» **WHAT NEEDS TO BE DONE**: Search the records for the string "screenshot". Copy each line where it occurs.

Website and app data records:
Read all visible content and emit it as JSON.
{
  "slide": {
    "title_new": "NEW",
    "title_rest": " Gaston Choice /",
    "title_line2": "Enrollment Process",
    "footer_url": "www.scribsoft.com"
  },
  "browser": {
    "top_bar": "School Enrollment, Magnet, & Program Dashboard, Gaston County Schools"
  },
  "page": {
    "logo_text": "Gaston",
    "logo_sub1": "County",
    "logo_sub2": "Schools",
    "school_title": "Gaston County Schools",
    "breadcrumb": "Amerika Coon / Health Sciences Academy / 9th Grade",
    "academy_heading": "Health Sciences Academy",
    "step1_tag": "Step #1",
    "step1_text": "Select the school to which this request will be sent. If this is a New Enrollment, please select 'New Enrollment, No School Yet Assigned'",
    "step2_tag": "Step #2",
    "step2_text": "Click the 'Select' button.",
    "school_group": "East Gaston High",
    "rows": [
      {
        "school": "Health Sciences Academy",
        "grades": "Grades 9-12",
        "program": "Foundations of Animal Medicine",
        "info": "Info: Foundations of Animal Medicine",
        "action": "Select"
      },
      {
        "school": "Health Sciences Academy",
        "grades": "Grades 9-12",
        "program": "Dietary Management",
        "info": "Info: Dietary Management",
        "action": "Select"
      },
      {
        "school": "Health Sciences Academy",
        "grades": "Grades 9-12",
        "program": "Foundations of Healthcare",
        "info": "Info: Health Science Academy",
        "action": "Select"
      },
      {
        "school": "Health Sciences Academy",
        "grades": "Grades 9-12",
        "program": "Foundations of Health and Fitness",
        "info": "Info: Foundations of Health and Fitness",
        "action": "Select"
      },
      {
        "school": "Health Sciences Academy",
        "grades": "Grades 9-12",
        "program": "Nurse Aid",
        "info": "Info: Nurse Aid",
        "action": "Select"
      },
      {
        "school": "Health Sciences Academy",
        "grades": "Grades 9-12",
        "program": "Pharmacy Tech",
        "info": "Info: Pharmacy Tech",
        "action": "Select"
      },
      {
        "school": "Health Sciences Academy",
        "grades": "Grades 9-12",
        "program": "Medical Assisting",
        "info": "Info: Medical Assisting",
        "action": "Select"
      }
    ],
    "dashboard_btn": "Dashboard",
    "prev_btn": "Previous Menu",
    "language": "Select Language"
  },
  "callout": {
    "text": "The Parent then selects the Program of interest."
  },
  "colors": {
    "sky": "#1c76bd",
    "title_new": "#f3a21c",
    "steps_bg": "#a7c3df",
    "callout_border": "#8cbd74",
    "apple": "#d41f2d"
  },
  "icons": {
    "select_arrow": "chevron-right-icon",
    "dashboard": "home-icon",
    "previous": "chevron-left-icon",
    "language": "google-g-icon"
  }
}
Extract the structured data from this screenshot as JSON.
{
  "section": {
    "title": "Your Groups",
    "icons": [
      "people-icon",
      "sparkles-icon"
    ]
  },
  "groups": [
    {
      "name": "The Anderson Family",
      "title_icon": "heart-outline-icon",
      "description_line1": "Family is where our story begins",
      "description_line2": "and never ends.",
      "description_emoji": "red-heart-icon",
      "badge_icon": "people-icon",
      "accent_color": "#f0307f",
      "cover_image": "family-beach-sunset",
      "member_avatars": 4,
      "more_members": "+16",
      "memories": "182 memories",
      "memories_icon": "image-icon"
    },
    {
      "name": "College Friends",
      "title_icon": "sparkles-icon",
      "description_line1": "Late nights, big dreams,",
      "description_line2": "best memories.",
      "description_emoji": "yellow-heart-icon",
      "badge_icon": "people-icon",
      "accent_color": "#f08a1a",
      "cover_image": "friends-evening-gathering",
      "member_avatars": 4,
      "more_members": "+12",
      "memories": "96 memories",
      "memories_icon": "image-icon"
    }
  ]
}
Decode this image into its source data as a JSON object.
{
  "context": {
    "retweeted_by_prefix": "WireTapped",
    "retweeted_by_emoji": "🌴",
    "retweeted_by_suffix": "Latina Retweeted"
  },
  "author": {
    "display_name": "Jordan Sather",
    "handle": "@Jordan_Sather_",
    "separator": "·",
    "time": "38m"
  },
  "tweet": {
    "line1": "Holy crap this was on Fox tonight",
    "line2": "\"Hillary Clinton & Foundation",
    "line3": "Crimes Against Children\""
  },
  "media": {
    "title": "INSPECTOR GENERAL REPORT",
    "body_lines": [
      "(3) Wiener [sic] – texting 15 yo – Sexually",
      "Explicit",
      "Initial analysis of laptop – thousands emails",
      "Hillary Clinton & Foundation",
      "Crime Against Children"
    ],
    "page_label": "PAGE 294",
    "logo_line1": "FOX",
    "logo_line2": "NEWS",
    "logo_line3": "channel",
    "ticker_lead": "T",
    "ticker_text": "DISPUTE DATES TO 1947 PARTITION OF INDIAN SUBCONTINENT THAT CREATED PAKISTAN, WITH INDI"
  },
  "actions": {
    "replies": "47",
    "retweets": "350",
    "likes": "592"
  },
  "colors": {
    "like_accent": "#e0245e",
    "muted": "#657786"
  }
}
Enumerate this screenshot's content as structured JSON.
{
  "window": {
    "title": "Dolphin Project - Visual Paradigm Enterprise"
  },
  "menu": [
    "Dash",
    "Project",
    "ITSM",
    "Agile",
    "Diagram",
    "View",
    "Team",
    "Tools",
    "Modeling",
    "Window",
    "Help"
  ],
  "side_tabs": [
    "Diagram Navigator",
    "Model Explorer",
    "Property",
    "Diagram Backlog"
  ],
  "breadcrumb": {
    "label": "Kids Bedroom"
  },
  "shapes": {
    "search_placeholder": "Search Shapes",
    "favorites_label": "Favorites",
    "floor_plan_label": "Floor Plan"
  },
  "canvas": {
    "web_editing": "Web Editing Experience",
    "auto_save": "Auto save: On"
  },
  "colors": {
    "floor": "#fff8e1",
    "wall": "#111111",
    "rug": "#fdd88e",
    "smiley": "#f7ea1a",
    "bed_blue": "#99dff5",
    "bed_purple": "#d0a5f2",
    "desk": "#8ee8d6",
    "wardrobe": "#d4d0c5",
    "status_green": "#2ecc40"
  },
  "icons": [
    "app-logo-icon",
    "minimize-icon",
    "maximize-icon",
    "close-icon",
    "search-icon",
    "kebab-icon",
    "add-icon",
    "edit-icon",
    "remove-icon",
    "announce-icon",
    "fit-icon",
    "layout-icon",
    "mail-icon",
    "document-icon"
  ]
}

» **RESPONSE TO THIS TASK**:
Extract the structured data from this screenshot as JSON.
Enumerate this screenshot's content as structured JSON.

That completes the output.